Students of Baptist history may recognize Madison’s concern. His friend and Baptist minister, John Leland, shared this point of emphasis and seems to have influenced Madison’s thinking on the subject.

Government should protect every man in thinking and speaking freely, and see that one does not abuse another. The liberty I contend for, is more than toleration. The very idea of toleration, is despicable; it supposes that some have a pre-eminence above the rest, to grant indulgence; whereas, all should be equally free, Jews, Turks, Pagans and Christians.

Our current society really doesn’t know what to do with freedom of conscience. We’ve had previous administrations and present judiciaries trample all over it, emphasizing their defense of freedom of worship. That is to say, they were prepared to defend the right of the people to worship in their churches and houses of worship in whatever manner they saw fit. But those who dare to take those same convictions into the public sphere—cake bakeries, for instance—have stepped over the line from the realm of the defensible to that worthy of prosecution.

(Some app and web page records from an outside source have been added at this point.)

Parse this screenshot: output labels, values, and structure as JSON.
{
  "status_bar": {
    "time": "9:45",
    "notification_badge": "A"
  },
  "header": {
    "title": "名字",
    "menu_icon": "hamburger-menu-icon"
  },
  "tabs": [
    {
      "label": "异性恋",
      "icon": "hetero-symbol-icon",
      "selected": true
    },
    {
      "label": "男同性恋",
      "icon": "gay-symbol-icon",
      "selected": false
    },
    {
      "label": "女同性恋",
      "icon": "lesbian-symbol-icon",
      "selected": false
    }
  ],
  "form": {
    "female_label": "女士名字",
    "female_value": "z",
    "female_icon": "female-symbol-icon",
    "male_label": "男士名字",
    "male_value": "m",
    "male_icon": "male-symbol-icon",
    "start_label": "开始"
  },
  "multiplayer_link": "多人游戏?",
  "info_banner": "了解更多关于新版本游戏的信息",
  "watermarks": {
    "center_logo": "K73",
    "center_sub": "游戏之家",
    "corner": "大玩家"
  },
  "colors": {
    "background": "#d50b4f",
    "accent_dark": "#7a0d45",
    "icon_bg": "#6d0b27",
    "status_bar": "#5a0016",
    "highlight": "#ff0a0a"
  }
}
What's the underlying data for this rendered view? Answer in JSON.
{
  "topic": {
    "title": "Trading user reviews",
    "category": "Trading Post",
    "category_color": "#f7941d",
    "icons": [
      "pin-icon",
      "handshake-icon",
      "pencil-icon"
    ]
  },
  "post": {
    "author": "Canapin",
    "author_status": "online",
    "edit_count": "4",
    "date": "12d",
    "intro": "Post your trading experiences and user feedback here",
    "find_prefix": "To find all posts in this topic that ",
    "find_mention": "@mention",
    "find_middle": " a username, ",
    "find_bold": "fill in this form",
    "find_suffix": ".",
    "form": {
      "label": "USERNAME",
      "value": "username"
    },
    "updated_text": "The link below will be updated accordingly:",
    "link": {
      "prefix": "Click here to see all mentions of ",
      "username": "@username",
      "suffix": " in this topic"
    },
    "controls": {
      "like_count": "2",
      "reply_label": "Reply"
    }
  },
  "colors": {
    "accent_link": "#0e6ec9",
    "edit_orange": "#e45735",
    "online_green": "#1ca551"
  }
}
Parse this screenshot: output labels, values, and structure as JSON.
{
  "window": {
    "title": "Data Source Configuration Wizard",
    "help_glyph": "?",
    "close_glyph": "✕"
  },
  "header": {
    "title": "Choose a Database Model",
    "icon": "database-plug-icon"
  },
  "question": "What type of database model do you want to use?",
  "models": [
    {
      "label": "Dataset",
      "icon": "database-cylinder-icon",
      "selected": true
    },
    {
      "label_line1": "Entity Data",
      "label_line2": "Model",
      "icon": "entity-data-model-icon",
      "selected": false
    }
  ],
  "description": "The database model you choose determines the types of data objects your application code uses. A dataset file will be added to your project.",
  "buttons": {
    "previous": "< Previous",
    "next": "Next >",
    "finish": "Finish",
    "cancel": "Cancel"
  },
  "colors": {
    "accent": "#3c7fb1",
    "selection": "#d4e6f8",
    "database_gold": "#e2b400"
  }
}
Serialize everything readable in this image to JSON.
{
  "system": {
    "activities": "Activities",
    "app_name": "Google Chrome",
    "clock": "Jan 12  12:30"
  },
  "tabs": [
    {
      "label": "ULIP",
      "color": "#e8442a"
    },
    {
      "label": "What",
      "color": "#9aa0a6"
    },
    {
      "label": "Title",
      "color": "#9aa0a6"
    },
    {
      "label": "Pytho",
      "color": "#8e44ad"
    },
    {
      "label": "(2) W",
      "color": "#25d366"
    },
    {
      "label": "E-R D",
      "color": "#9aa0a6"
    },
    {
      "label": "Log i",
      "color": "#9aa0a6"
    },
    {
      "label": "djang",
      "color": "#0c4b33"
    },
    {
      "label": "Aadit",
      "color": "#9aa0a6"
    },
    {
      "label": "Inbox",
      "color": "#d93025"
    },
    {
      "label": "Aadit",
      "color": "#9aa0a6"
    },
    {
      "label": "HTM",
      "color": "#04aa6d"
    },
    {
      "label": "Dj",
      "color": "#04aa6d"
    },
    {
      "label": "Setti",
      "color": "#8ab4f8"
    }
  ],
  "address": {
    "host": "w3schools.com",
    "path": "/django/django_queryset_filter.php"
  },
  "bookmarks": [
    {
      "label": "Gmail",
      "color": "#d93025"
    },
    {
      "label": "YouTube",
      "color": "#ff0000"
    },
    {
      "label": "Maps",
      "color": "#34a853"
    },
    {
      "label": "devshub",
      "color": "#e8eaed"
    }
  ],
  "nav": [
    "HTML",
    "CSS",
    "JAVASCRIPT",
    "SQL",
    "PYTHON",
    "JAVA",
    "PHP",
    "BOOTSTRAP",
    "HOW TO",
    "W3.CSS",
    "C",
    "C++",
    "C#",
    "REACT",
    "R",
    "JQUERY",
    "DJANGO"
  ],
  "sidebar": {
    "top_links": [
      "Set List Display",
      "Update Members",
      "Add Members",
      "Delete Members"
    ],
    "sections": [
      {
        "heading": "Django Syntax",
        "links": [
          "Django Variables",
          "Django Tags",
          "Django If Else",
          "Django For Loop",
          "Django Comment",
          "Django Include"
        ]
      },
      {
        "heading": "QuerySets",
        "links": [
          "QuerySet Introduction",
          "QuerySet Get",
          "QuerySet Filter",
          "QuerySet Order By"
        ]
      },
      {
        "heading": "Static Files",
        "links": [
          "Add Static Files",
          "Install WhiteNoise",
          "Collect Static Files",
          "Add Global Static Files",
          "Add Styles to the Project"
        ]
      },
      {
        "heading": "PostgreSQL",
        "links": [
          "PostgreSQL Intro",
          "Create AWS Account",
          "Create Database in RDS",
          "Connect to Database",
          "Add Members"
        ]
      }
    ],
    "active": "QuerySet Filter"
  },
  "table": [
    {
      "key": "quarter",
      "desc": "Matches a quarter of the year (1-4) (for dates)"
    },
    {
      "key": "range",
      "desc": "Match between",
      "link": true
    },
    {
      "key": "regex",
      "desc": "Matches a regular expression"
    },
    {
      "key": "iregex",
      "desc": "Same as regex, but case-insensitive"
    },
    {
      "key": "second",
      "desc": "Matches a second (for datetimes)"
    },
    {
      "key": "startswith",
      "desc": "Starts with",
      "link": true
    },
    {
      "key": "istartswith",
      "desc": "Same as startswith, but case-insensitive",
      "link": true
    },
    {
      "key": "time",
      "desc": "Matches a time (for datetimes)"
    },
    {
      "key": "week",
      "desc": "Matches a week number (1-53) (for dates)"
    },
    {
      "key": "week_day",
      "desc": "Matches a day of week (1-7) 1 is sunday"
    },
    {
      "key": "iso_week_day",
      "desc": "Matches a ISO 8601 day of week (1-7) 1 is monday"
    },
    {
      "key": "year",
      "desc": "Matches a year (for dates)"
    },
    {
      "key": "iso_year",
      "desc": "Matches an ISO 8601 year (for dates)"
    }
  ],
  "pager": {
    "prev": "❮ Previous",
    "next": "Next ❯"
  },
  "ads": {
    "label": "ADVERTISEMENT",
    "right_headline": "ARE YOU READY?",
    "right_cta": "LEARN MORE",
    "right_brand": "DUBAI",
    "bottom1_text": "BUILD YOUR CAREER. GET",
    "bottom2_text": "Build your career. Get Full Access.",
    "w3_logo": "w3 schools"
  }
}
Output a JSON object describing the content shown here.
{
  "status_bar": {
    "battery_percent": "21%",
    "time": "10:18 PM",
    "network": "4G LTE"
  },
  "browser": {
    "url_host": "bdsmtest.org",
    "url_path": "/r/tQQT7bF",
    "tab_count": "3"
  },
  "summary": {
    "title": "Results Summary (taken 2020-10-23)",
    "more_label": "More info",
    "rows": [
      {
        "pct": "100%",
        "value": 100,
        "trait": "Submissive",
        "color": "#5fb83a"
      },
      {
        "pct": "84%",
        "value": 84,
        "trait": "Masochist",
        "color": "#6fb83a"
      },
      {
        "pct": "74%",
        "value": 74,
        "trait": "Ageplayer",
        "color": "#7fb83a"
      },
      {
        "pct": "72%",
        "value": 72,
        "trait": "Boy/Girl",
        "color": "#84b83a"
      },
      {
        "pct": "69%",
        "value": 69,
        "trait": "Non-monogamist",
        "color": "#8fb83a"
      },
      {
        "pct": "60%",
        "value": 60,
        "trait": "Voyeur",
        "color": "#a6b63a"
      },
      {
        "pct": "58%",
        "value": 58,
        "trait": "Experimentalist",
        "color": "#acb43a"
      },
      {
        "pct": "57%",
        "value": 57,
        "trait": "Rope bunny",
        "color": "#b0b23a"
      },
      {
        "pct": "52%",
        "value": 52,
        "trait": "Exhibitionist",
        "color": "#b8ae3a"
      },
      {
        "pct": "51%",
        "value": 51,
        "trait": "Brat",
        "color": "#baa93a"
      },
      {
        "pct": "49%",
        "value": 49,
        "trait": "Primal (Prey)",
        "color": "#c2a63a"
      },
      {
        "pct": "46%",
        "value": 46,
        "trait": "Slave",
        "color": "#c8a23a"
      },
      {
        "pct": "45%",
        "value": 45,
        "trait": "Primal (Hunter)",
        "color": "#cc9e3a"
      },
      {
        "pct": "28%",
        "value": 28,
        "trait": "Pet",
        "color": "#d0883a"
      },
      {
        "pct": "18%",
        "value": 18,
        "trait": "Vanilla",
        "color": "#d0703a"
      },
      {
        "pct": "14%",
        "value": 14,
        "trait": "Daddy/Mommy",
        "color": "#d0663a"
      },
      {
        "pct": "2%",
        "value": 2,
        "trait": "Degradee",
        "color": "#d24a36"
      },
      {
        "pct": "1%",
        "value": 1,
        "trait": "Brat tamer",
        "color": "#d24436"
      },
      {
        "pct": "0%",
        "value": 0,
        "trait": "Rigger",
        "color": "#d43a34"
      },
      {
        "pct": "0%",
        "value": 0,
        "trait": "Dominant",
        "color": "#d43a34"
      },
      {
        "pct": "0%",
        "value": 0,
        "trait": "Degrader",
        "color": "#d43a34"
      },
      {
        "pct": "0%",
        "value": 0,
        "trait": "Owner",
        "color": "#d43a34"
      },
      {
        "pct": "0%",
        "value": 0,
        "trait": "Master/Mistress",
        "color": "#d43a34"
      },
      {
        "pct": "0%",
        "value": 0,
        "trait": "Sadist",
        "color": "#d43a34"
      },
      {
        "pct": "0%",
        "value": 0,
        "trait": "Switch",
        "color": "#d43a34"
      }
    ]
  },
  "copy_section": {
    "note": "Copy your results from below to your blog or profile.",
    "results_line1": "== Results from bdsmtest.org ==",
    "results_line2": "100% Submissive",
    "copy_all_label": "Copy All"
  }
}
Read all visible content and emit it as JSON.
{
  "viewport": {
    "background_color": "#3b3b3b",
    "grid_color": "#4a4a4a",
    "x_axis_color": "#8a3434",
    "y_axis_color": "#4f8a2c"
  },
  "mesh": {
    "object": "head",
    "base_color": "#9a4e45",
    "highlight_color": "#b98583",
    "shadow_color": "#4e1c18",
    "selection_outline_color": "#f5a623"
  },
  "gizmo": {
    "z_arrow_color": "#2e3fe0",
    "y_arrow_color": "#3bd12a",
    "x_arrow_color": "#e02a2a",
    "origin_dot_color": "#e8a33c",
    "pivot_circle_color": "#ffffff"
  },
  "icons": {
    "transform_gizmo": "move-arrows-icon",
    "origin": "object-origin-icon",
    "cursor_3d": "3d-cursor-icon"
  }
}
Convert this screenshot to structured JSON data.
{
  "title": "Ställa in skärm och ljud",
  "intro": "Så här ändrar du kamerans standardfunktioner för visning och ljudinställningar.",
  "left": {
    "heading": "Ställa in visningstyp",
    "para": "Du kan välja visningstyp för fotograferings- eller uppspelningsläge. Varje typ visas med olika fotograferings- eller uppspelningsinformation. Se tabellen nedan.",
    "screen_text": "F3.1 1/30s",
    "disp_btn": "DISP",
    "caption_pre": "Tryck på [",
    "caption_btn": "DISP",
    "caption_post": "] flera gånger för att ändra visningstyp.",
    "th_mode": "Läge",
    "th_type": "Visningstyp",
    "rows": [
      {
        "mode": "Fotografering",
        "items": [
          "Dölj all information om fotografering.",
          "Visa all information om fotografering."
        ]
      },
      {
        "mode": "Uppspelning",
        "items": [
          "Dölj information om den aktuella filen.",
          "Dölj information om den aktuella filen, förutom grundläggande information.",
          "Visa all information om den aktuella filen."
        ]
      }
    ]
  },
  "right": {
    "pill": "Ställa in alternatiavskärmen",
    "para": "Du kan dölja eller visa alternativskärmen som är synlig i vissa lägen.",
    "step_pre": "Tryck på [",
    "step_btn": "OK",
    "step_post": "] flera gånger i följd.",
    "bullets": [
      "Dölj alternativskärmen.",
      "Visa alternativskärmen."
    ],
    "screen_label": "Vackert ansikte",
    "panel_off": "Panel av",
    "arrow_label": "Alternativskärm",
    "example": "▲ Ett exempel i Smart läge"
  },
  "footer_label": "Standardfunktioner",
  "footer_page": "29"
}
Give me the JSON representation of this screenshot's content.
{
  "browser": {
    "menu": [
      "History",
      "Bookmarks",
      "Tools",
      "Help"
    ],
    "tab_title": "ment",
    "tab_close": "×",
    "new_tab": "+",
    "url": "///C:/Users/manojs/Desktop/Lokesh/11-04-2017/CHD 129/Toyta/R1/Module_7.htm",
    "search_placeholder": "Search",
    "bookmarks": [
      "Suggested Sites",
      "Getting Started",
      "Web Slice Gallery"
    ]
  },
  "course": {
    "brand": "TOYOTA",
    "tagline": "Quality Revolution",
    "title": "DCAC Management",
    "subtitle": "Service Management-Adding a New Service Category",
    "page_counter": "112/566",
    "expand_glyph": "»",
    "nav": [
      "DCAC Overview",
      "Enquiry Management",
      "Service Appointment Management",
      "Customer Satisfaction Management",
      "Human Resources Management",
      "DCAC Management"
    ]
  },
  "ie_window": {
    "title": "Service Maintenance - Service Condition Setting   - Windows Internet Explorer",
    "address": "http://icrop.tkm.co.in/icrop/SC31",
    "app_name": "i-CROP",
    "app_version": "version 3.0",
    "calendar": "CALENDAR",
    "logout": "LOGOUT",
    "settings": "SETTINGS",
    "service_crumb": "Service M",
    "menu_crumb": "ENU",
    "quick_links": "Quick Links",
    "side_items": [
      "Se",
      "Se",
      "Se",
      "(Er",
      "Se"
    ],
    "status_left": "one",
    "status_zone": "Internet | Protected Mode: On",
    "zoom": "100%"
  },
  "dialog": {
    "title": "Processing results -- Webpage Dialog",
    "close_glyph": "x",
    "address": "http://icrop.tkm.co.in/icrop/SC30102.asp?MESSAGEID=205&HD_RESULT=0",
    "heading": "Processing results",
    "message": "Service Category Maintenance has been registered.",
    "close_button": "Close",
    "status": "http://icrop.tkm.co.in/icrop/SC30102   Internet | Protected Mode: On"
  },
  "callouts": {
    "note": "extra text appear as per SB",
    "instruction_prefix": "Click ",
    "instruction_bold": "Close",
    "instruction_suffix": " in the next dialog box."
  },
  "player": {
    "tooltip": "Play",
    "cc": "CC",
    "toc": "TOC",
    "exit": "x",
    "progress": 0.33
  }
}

And why?

Because we, as a nation, have traded free exercise for toleration.

The spirit of George Mason has returned and we have reversed Madison’s edit without even the intellectual integrity to strike out the words on the document.

And the rights of all people—Christians and Jews, Muslims and Mormons, pantheists and atheists—suffer as the result. The state has determined that our liberty of conscience is no longer a right to be protected. Instead, it is a grace that has been extended to us. And they get to tell us just how far it extends.

Perhaps the time has come for another Leland or another Madison to step forward.

Source: John Leland, “The Excess of Civil Power Exploded,” in The Writings of the Late Elder John Leland, Including Some Events in his Life, Written by Himself, with Additional Sketches, &c. by Miss L. F. Greene, Lanesboro, Mass. (n.p., New York, 1845), 118.

Adjunct Professor.
PhD in Theology.
Head Barista at Caffeinated Theology.
Just give me Jesus . . . and coffee.